When it comes to diagnosing cancer, doctors want to have access to tests there are as sensitive and precise as possible. Unfortunately, in some cases, imaging tests or biopsies will not always detect aggressive forms of prostate cancer.
With that in mind, researchers based at the University of Michigan Rogel Cancer Center have created a new multi-biomarker test that is designed to detect aggressive forms of prostate cancer. This urine-based test is called the Urine Prostate Seq test (UPSeq). According to Michigan Medicine, the UPSeq has been performing better than current biomarker tests, at least during the first pre-clinical evaluation that the researchers have conducted.
That’s good news for patients and their loved ones, who will benefit from earlier detection and diagnosis of prostate cancer.
Using Next Generation Sequencing for the UPSeq Test
To scan through large amounts of genetic information during a medical diagnosis, scientists are using high-speed, high-capacity computer systems for next generation sequencing.
The University of Michigan researchers are using NGS to study urine that they have collected from male patients after a digital rectal exam. They collected urine samples to perform a so-called “liquid biopsy,” which has proven to be better than standard prostate-specific antigen blood tests currently in use.
They are using a type of artificial intelligence called machine learning to help analyze 15 RNA transcripts from each patient’s sample and published their results in European Urology Oncology.
When researchers determine that a man has an elevated PSA level, the next step is to find out if it’s an indicator of prostate cancer.
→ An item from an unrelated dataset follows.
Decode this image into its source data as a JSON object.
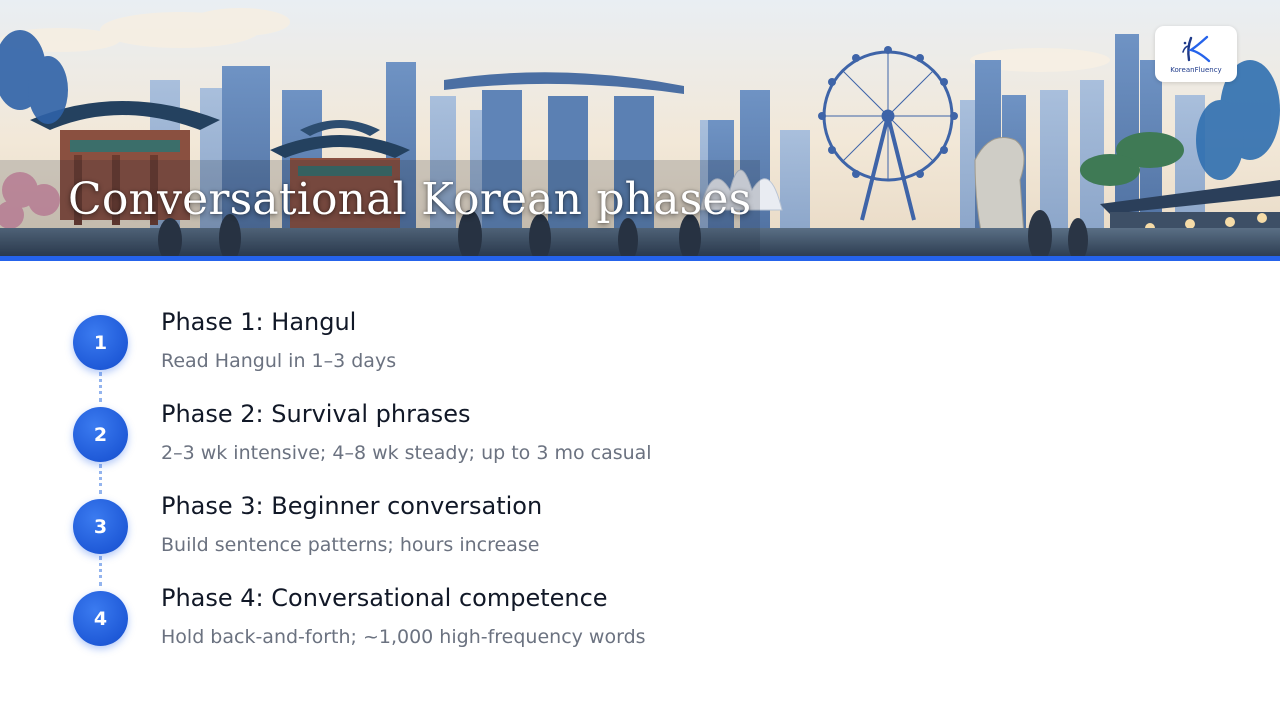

If the patient does have cancer, the doctor will want to find out if it’s the aggressive form of prostate cancer. What is complicating the matter is the fact that patients can have multiple areas of cancer in their prostate. So, getting a small sample from one area only of the prostate may not give the most accurate results about what type of cancer the patient has.
Because of this, biopsies, as well as MRI scans, can fail to detect aggressive prostate cancer. Using a liquid biopsy from a urine sample will give doctors a much better idea of what’s happening inside the entire prostate in terms of oncology.
Benefit to Patients and Potential Benefit to Their Families
Because the next generation sequencing technology that the University of Michigan researchers are using is delving deeper into the patient’s genetics there is an added benefit of the test they can help their families too.
The researcher’s new test can identify inheritable mutations in the HOXB13 gene, and if present, could indicate an added level of risk for other members of that patient’s family. So, the same next generation sequencing technology that helped to identify the nature of the patient’s prostate cancer and how aggressive it is could also be helpful in screening other relatives, to help reduce cancer rates in the population.
More Research Is Needed Into the New Prostate Cancer Detection Test
There are multiple potential clinical applications for this new test, according to the researchers. Being able to detect aggressive cancer batch earlier and doing it right from the point of the biopsy is one clear potential benefit.
Use of NGS technology also can help doctors rule out cases of severe or aggressive disease more readily. This matters because it will affect whether your patients will need to come in for ongoing tests, biopsies, and imaging studies, which can delay treatment in the presence of a potentially fast-moving and aggressive prostate cancer that was not correctly diagnosed.
Keep in mind that the new aggressive prostate cancer detection research that the Michigan University team is conducting is still in the early phases. Looking forward, the researchers anticipate doing more tests to validate their approach using additional patients.